Configure your hardware wallet
Obtain the public address
Use the public address to withdraw
Configure your hardware wallet
To begin moving your cryptocurrency from exchanges or hot wallets to cold storage, you must begin by first configuring your hardware wallet to receive the particular cryptocurrency.
Most popular hardware wallets also have a user-friendly app that can be downloaded for free. For example, Ledger Live is the app used to interact with Ledger hardware wallets.
You will have to go to these apps and configure them to support the crypto you wish to store. We recommend that you refer to the instructions provided by your wallet manufacturer to configure them, as the process differs for each wallet.
Obtain the public address
After configuring your wallet for the desired network (blockchain), you will get the corresponding public address. Note down this public address or copy it to your computer's clipboard.
Use the public address to withdraw
Next, head over to the exchange from where you want to withdraw your funds, go to your wallet, choose the “Withdraw” option (or other similar alternative) and paste the public address. Exchanges may send a One Time Password (OTP) to your registered email address and phone number to verify that you are the one executing the withdrawal.
Once confirmed, your funds will be deposited in your hardware wallet.
Other important security options
Keeping your cryptocurrency in cold storage is the safest way to store it.
But what if you need an even better solution? You may have lots of assets, for example, or you and a group of people need to share control over a single wallet.
In these cases, Hardware Security Modules (HSMs), Multi-Signature (Multi-Sig) wallets, and Multi-Party Computation (MPC) wallets are the way to go.
Hardware Security Modules (HSMs)
Hardware Security Modules (HSMs) are specialized hardware designed to securely store cryptographic keys, and are used in servers that host the wallet. They are a preferred enterprise option used by organizations, financial institutions, and governments worldwide.
Multi-Signature (Multi-Sig) Wallets
Multi-Signature (Multi-Sig) wallets are wallets that require multiple signatures from different key holders in order to execute transactions. Multi-Sigs are ideal for large organizations and companies.
Multi-Party Computation (MPC) Wallets
Multi-Party Computation (MPC) wallets require multiple users to authorize transactions. These wallets use a distributed computing protocol to generate private keys and create digital signatures for multiple parties.
Navigating DeFi safely is a learning curve.

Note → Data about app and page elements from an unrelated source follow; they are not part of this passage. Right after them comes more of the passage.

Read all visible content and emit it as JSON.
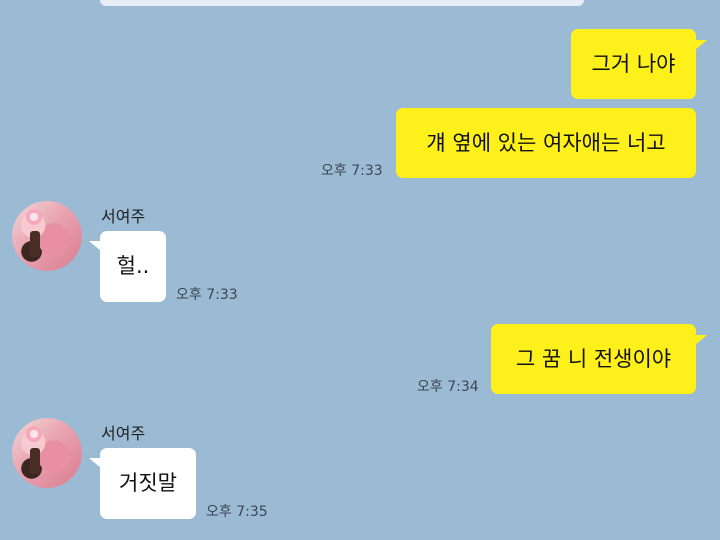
{
  "contact": {
    "name": "서여주"
  },
  "messages": [
    {
      "sender": "me",
      "text": "그거 나야"
    },
    {
      "sender": "me",
      "text": "걔 옆에 있는 여자애는 너고",
      "time": "오후 7:33"
    },
    {
      "sender": "other",
      "name": "서여주",
      "text": "헐..",
      "time": "오후 7:33"
    },
    {
      "sender": "me",
      "text": "그 꿈 니 전생이야",
      "time": "오후 7:34"
    },
    {
      "sender": "other",
      "name": "서여주",
      "text": "거짓말",
      "time": "오후 7:35"
    }
  ],
  "colors": {
    "background": "#9bbbd4",
    "my_bubble": "#fef01b",
    "their_bubble": "#ffffff"
  }
}
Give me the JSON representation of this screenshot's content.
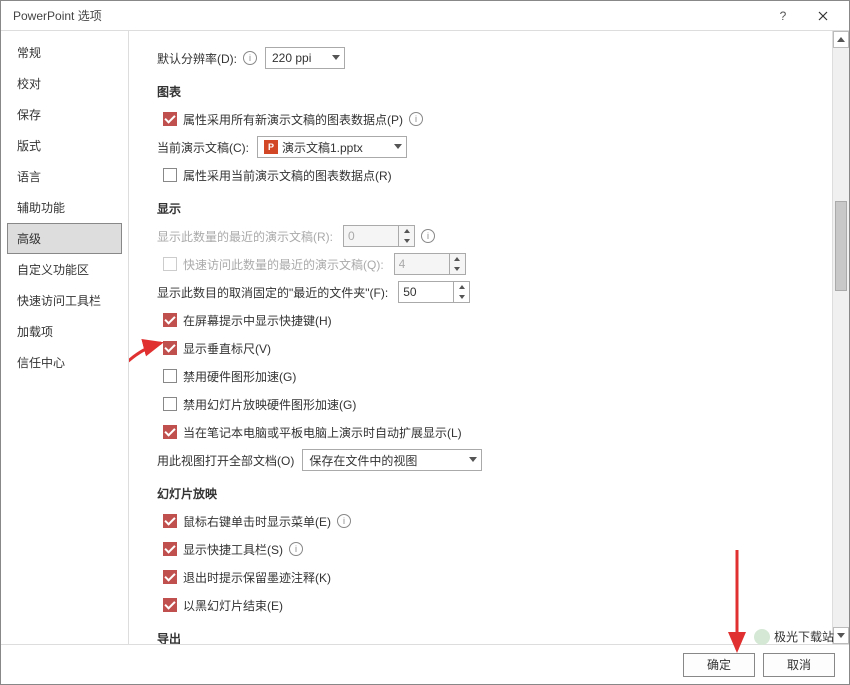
{
  "title": "PowerPoint 选项",
  "sidebar": {
    "items": [
      {
        "label": "常规"
      },
      {
        "label": "校对"
      },
      {
        "label": "保存"
      },
      {
        "label": "版式"
      },
      {
        "label": "语言"
      },
      {
        "label": "辅助功能"
      },
      {
        "label": "高级"
      },
      {
        "label": "自定义功能区"
      },
      {
        "label": "快速访问工具栏"
      },
      {
        "label": "加载项"
      },
      {
        "label": "信任中心"
      }
    ],
    "selected_index": 6
  },
  "content": {
    "default_resolution_label": "默认分辨率(D):",
    "default_resolution_value": "220 ppi",
    "section_chart": "图表",
    "chk_all_new_chart": "属性采用所有新演示文稿的图表数据点(P)",
    "current_presentation_label": "当前演示文稿(C):",
    "current_presentation_value": "演示文稿1.pptx",
    "chk_current_chart": "属性采用当前演示文稿的图表数据点(R)",
    "section_display": "显示",
    "recent_pres_label": "显示此数量的最近的演示文稿(R):",
    "recent_pres_value": "0",
    "quick_recent_label": "快速访问此数量的最近的演示文稿(Q):",
    "quick_recent_value": "4",
    "recent_folders_label": "显示此数目的取消固定的\"最近的文件夹\"(F):",
    "recent_folders_value": "50",
    "chk_screentip": "在屏幕提示中显示快捷键(H)",
    "chk_vruler": "显示垂直标尺(V)",
    "chk_hw_accel": "禁用硬件图形加速(G)",
    "chk_slideshow_hw": "禁用幻灯片放映硬件图形加速(G)",
    "chk_auto_extend": "当在笔记本电脑或平板电脑上演示时自动扩展显示(L)",
    "open_all_view_label": "用此视图打开全部文档(O)",
    "open_all_view_value": "保存在文件中的视图",
    "section_slideshow": "幻灯片放映",
    "chk_rclick_menu": "鼠标右键单击时显示菜单(E)",
    "chk_shortcut_bar": "显示快捷工具栏(S)",
    "chk_ink_exit": "退出时提示保留墨迹注释(K)",
    "chk_black_end": "以黑幻灯片结束(E)",
    "section_export": "导出"
  },
  "footer": {
    "ok": "确定",
    "cancel": "取消"
  },
  "watermark": "极光下载站"
}
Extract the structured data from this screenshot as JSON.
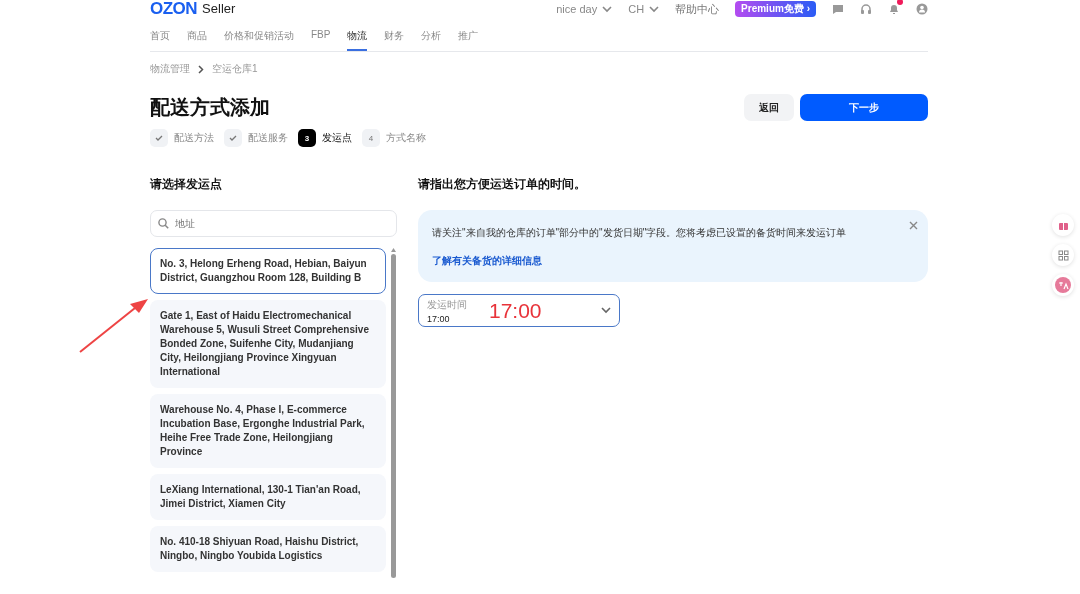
{
  "header": {
    "logo": "OZON",
    "logo_suffix": "Seller",
    "account": "nice day",
    "language": "CH",
    "help": "帮助中心",
    "premium": "Premium免费 ›",
    "notifications_badge": true
  },
  "nav": [
    {
      "label": "首页",
      "selected": false
    },
    {
      "label": "商品",
      "selected": false
    },
    {
      "label": "价格和促销活动",
      "selected": false
    },
    {
      "label": "FBP",
      "selected": false
    },
    {
      "label": "物流",
      "selected": true
    },
    {
      "label": "财务",
      "selected": false
    },
    {
      "label": "分析",
      "selected": false
    },
    {
      "label": "推广",
      "selected": false
    }
  ],
  "breadcrumb": [
    "物流管理",
    "空运仓库1"
  ],
  "title": "配送方式添加",
  "buttons": {
    "back": "返回",
    "next": "下一步"
  },
  "steps": [
    {
      "label": "配送方法",
      "done": true,
      "selected": false
    },
    {
      "label": "配送服务",
      "done": true,
      "selected": false
    },
    {
      "label": "发运点",
      "done": false,
      "selected": true,
      "number": "3"
    },
    {
      "label": "方式名称",
      "done": false,
      "selected": false,
      "number": "4"
    }
  ],
  "left": {
    "heading": "请选择发运点",
    "search": {
      "placeholder": "地址"
    },
    "addresses": [
      {
        "text": "No. 3, Helong Erheng Road, Hebian, Baiyun District, Guangzhou Room 128, Building B",
        "selected": true
      },
      {
        "text": "Gate 1, East of Haidu Electromechanical Warehouse 5, Wusuli Street Comprehensive Bonded Zone, Suifenhe City, Mudanjiang City, Heilongjiang Province Xingyuan International",
        "selected": false
      },
      {
        "text": "Warehouse No. 4, Phase I, E-commerce Incubation Base, Ergonghe Industrial Park, Heihe Free Trade Zone, Heilongjiang Province",
        "selected": false
      },
      {
        "text": "LeXiang International, 130-1 Tian'an Road, Jimei District, Xiamen City",
        "selected": false
      },
      {
        "text": "No. 410-18 Shiyuan Road, Haishu District, Ningbo, Ningbo Youbida Logistics",
        "selected": false
      }
    ]
  },
  "right": {
    "heading": "请指出您方便运送订单的时间。",
    "notice": {
      "text": "请关注\"来自我的仓库的订单\"部分中的\"发货日期\"字段。您将考虑已设置的备货时间来发运订单",
      "link": "了解有关备货的详细信息"
    },
    "time_field": {
      "label": "发运时间",
      "value": "17:00"
    }
  },
  "annotation": {
    "text": "17:00"
  }
}
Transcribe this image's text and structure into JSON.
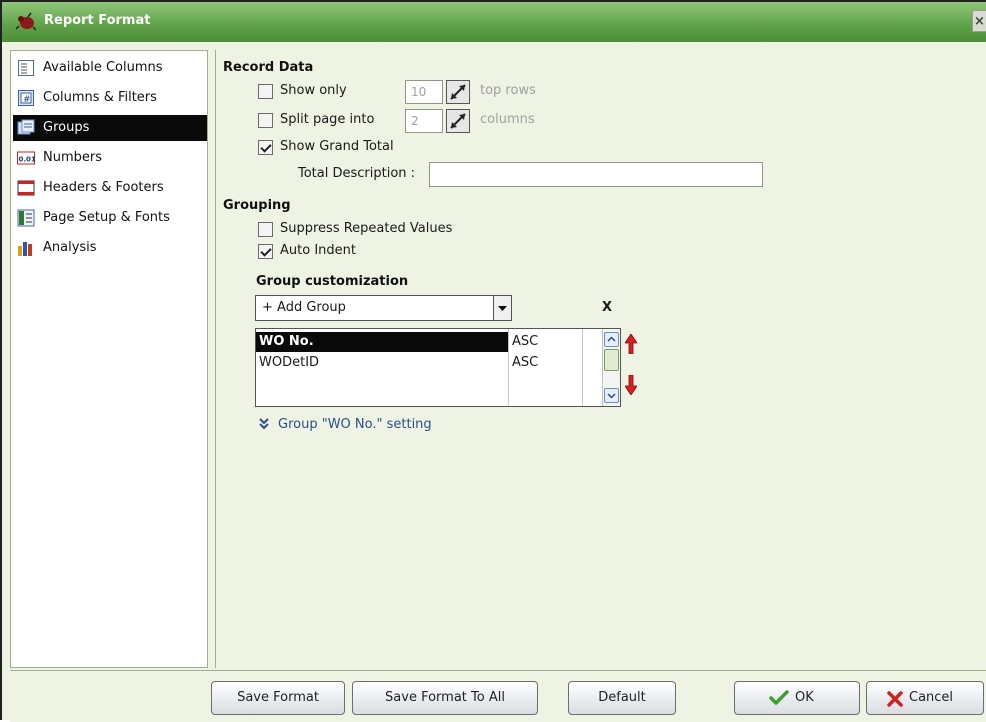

With the right guidance and research, you will be able to keep your blockchain assets safe from the hands of bad actors.
By using a hardware wallet, enabling two-factor authentication, and regularly monitoring your transactions, you can greatly reduce the risk of your crypto being compromised. Additionally, it is important to only use reputable and well-vetted DeFi protocols or exchanges.
Keeping your seed phrase safe is the most important step that should not be overlooked. It is a good practice to write it down on a piece of paper and store it in a safe place, or use a seed phrase backup device.
Begin your DeFi journey with MoonPay
You can safely begin your cryptocurrency and DeFi journey with MoonPay. To get started, simply buy cryptocurrency via MoonPay using your credit card or any other preferred payment method.